I've posted a short story, 17
, over on the web site. It was published a dozen years ago in Asimov's Science Fiction, and reprinted five years ago in a small-press collection, Little Machines
, now more or less out-of-print. From the afterword:

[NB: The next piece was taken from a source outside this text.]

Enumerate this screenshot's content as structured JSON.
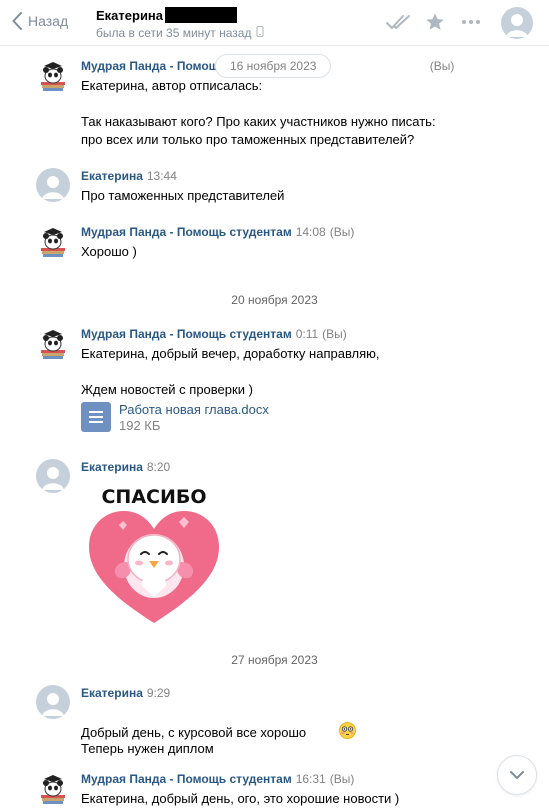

Traditionally, the CVs of writers, particularly male American writers, are supposed to be stuffed with all kinds of oddball stints of manual labour. Blame Hemingway, I guess, who often wrote standing up because he thought that writing should aspire to the condition of work, and believed the old canard that you should only write about what you know. Personally, I think that sympathetic imagination is at least as important as experience, but the setting of this story is derived from one of my few stints of manual labour, when I worked in a paper recycling factory in the summer between leaving school and starting university. It wasn’t quite as harsh an environment as 17's, but it did have its own peculiar ecology, which I’ve only slightly exaggerated.